I came in late to the PS4 era. There wasn’t much there at the start, plus I have a PC that covers a seemingly infinite amount of games. I did come in for Horizon: Zero Dawn. And God of War. And Read Dead Redemption 2. And Spider-Man. And Monster Hunter World. Some good games in there, but at the aggregate, less worthwhile to spend $400 in order to have access to half a dozen games. Hell of a cover charge. It does make for a decent media server for my basement projector though.
I have a top notch gaming laptop – there’s very little that consoles can provide that I can’t get elsewhere. Having Horizons show on PC is an eyebrow raiser – I’d expect more of that down the road. Maybe as my kids get older they’ll find more things to do with consoles, but for now Minecraft and Stardew Valley keep them going.
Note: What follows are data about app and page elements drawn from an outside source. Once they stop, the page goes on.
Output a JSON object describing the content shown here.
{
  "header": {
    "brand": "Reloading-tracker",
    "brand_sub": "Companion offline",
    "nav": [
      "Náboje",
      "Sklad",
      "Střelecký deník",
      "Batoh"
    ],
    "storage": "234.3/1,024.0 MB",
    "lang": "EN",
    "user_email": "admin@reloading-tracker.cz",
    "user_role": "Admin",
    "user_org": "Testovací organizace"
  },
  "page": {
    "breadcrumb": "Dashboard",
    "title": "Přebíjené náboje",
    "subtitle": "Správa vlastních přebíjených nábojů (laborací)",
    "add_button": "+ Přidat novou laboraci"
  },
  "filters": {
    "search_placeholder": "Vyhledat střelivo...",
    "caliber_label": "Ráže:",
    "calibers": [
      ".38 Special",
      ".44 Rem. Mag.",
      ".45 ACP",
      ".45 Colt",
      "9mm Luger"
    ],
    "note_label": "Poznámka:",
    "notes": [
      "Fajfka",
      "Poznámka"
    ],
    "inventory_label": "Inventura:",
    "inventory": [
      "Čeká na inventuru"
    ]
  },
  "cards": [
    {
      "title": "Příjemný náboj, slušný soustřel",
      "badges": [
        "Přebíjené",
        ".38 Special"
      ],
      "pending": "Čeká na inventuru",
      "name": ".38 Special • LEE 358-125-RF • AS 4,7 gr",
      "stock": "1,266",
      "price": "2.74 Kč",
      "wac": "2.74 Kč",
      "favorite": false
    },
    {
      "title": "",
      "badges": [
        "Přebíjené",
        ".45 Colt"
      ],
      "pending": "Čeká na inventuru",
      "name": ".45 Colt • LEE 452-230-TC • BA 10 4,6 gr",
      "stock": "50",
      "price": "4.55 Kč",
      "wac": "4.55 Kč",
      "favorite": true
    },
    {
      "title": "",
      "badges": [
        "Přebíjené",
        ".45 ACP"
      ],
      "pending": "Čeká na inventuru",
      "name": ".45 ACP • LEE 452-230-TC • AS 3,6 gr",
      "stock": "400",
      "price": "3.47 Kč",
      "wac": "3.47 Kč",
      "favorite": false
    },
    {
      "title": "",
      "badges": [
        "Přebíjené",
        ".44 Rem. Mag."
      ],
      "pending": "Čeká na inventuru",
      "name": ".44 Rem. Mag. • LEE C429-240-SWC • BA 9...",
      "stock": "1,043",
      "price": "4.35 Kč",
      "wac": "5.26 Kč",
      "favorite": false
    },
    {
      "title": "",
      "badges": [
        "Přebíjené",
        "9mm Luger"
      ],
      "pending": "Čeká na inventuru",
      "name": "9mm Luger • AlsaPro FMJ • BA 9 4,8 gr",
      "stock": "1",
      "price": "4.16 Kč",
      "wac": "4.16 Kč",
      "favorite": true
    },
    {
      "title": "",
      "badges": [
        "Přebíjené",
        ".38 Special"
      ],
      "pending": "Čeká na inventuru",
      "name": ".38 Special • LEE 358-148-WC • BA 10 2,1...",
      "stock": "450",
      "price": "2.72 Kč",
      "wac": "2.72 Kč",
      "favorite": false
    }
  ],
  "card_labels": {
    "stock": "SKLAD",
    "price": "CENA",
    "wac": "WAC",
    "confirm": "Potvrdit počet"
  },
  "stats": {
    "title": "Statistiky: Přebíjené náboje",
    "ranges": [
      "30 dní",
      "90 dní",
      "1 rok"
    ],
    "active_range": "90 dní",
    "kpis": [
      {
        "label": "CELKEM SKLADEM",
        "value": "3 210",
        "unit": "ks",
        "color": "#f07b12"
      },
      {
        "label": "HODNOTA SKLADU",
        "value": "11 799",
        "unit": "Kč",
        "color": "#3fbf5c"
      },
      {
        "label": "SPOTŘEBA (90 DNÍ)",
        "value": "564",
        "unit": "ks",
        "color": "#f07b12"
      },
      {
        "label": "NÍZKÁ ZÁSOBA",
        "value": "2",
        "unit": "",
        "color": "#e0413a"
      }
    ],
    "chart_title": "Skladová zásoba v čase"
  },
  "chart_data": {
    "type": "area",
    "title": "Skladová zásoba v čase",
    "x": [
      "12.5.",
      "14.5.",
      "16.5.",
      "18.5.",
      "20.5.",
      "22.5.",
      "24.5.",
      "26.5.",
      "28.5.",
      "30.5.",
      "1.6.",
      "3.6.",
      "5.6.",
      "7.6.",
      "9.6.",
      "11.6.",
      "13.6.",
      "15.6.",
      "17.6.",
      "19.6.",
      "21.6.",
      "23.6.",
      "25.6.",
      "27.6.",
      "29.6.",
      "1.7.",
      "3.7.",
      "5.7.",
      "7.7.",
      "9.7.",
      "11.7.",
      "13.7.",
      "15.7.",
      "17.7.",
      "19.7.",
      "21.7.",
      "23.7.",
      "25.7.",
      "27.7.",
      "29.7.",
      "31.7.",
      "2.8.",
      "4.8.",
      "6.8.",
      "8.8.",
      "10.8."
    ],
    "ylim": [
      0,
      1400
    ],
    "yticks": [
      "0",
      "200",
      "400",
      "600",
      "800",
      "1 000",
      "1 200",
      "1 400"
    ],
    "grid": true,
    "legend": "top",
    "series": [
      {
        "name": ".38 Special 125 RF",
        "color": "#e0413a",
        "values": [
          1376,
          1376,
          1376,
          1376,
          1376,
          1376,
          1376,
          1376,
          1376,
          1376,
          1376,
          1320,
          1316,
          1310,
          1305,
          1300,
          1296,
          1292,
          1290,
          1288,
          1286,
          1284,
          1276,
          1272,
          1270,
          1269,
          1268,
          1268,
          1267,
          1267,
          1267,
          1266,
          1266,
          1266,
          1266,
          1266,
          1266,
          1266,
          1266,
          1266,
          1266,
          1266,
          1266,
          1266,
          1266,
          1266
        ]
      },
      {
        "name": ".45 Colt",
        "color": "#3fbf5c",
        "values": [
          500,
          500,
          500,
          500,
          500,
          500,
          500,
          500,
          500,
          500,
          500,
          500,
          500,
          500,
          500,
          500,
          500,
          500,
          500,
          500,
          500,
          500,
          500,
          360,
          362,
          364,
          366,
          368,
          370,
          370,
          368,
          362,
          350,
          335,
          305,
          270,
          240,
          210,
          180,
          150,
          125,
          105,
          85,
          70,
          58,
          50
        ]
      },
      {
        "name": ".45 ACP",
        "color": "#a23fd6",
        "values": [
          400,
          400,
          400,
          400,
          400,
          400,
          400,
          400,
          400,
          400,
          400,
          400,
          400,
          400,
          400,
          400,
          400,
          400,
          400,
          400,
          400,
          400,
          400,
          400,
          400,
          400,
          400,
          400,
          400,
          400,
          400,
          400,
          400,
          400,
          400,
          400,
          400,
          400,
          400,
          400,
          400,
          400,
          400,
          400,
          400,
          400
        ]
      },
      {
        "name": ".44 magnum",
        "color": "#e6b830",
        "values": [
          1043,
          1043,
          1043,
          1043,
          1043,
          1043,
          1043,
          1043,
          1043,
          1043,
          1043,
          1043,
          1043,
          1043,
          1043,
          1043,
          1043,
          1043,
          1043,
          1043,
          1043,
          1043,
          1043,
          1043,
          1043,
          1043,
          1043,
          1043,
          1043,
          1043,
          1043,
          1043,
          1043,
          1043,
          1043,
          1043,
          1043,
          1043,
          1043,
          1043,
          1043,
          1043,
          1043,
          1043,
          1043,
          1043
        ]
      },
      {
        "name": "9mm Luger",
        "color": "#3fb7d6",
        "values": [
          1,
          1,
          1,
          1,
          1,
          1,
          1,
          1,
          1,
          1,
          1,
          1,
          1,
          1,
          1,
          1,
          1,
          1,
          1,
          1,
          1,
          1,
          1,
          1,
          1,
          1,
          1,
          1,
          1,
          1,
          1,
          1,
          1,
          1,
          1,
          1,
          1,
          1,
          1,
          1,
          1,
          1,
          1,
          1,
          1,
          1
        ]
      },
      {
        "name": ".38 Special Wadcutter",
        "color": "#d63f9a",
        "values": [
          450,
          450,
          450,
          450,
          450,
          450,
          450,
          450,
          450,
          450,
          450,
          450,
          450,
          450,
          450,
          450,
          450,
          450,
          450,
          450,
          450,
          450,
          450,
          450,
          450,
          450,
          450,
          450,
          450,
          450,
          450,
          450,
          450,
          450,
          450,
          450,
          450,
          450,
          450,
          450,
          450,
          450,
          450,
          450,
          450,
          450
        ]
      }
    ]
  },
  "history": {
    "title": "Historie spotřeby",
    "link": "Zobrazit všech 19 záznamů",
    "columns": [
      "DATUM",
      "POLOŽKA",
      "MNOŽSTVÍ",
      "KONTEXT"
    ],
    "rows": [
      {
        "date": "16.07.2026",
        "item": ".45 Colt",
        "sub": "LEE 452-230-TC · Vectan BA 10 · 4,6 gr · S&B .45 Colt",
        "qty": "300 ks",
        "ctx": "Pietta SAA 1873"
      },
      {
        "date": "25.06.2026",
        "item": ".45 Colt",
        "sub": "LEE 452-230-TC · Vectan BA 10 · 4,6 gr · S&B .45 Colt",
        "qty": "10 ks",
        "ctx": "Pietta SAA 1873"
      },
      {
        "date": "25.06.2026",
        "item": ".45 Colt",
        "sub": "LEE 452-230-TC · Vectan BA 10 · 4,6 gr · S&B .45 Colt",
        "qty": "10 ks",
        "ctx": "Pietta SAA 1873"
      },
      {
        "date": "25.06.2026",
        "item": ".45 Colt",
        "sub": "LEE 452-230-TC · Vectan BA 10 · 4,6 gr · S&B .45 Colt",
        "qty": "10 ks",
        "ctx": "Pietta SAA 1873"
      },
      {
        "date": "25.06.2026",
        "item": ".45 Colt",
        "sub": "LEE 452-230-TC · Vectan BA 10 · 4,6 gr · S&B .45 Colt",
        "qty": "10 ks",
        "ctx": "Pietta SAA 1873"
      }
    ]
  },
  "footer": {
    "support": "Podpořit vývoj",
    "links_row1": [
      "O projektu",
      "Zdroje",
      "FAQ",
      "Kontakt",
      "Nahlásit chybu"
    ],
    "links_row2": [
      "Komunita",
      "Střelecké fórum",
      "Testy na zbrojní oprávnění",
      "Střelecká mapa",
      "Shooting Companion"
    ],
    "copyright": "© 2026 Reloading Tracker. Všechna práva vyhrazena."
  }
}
Until then, I still can replay the games on PS4.
Spider-Man was a quick jaunt. NG+ means you start off at full power and a mini-map of things has little value. The main storyline is at best 8 hours, and on a second play through, struggles to hit the same beats as the first time through. The Peter/Doc Ock relationship is still solid, but by plowing though the quests, you don’t get the time to digest the results of the previous one.
God of War is different in quite a few respects. The game includes a sidekick (your son) and uses the story as a backdrop for the challenge of a relationship between father and child. Even the side quests have story dialogue attached, and none of it feels procedurally generated. They aren’t just icons on the map, they have a purpose. It also helps that all of these side activities provide additional rewards, even in NG+. The best items in the game are only seen in NG+, to the point where even the basic currency (hacksilver) still has a TON of value.
Rewards aside, the story line continues to really be the standout. All the roles are well written and acted. The arcs are character driven rather than simple plot devices – you can look back after a time and see the dominos that led to a given conflict. It examines the concepts of duty and sacrifice, the ramifications of trying to protect someone without their understanding of why. And it looks amazing. Jormungandr is still a sight to behold.
So I’m giving it another go. It’s entire package is like a warm bowl of homemade soup, it just feels like it hits all the right spots. I could use some of that today.